Dominant metrics to measure succesful video marketing campaings
In today’s cutthroat world of marketing, written copy is no longer enough. More and more B2B marketers are showcasing successful video marketing campaigns. But how can a marketer measure the success of video content?
What metrics should be used to keep tabs on the value of the campaign? Other than the apparent view count, also known as the vanity metric, there are several more parameters to take into consideration. Here’s a handful that can help marketers uncover the true meaning of what a successful video marketing campaign is all about.
1. Play Rate
The play rate is the percentage of visitors that click the video’s “play” button. Think about email marketing for a second. If a marketer sends an email to everyone on his list, but no one opens the email, can the marketer claim that he’s done his job successfully?
The same concept reigns true in terms of the play rate in video marketing. If the marketer posts a compelling video on the company blog, but no one watches the clip, then the message didn’t really get across. To make it count, the site visitors must watch the video. At the very least, they must click the play button. Every detail matters. Small features like the thumbnail selection, as well as its size and placement, have an impact on the play rate. Simply improving the video’s thumbnail can positively affect this metric. The width of the video is another feature that can be improved. To avoid overwhelming the viewers, the ideal video size is 401 x 600 pixels. Use a person’s picture as a thumbnail. People relate better to people, and not objects. Snapshots that feature human interaction are more captivating than those that showcase inanimate objects.
The engagement rate is what others call the “watch rate.” It is the fraction of the video that the viewers actually saw. Consumers who watched and enjoyed a marketing video are 97% more likely to buy the product or service featured in the content. Clicking the ‘play’ button is one thing. But it’s an entirely different story when the viewers take time to watch the video from start to finish.
2. Engagement rate
YouTube has made it possible for marketers to define this metric. To deliver a better experience for its viewers, the platform changed its “discovery features.” Now, the suggested videos displayed are based on the video’s watch rate. This means the videos recommended are the ones that other YouTube viewers have watched, enjoyed and connected with.

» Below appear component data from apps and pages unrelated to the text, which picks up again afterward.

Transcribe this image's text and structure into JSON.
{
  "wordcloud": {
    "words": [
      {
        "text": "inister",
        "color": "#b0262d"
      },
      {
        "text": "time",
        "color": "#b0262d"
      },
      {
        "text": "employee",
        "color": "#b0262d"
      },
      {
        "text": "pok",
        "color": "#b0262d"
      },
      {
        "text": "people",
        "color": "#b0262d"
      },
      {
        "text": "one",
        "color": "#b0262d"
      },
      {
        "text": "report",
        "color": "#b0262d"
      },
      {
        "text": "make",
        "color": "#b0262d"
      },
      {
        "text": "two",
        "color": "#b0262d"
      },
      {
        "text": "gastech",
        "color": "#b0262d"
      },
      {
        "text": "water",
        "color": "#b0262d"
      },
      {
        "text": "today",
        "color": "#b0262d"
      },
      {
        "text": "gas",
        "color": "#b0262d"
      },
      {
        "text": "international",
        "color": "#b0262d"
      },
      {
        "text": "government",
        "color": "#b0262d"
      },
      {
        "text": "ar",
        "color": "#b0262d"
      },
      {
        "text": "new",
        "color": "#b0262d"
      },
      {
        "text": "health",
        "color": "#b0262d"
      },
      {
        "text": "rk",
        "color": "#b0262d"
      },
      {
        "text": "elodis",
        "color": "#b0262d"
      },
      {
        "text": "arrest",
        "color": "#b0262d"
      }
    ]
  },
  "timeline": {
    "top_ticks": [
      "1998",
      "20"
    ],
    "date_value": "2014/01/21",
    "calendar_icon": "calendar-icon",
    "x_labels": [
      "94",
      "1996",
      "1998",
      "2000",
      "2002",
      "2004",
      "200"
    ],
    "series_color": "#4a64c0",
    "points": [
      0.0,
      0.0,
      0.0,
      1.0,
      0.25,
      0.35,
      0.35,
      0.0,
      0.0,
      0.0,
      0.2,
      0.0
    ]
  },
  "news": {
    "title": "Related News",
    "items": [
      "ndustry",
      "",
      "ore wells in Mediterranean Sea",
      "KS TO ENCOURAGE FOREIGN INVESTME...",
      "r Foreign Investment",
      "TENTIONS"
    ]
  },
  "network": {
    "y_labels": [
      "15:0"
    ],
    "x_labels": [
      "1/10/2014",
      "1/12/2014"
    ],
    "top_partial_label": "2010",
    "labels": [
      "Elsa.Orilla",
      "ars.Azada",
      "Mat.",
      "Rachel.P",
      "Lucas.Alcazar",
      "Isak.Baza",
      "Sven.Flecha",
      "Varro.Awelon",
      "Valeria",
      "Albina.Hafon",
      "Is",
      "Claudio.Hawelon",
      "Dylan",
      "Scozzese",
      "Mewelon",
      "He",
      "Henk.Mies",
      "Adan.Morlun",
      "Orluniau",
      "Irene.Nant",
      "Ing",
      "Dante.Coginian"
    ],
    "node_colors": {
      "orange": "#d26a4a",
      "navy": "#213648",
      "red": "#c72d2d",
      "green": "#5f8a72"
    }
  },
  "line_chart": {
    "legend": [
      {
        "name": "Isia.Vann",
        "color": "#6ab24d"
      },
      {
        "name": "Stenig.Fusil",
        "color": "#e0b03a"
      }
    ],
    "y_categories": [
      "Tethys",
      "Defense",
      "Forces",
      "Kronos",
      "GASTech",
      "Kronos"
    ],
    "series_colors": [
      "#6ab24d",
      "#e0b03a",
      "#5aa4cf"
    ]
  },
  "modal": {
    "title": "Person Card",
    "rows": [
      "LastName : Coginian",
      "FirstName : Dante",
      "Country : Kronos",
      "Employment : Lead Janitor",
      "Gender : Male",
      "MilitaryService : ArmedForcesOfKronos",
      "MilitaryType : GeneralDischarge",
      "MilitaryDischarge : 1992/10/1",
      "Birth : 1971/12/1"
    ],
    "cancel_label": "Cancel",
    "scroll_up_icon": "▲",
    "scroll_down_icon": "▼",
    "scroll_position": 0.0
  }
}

There are several ways to improve a video’s watch rate. Possibly the most important is to align the video content with the context of the page. If the page is about running a successful video marketing campaign, but the video content talks about social media practices, the page visitors may not see the connection. That vague link between the two topics is reason enough for site visitors to leave the page. It’s always wise to take the time to review the context of the entire post. There should always be a cohesive pattern when presenting two materials. Another way to improve this metric is to use a heat map. Wistia, a popular video hosting platform, offers heat maps that reveal the parts of the video where the viewers had skipped, played and re-watched.
3. Conversion Rate
he conversion rate for all forms of marketing is the percentage of people that have completed an intended action (CTA). This metric identifies the effectivity of the video marketing campaign. Keeping tabs on the generated leads on each video is crucial. When the marketer has this information, he can tailor the other videos in a format that the target market positively responds to.
The best way to improve the video’s conversion rate is to present a compelling call-to-action. Most of the time, viewers just need a nudge or a reminder for them to complete an action. Use actionable language that tells the viewers what to do. More importantly, go straight to the point. With these three important metrics, measuring the success of video marketing campaigns becomes clearer and faster.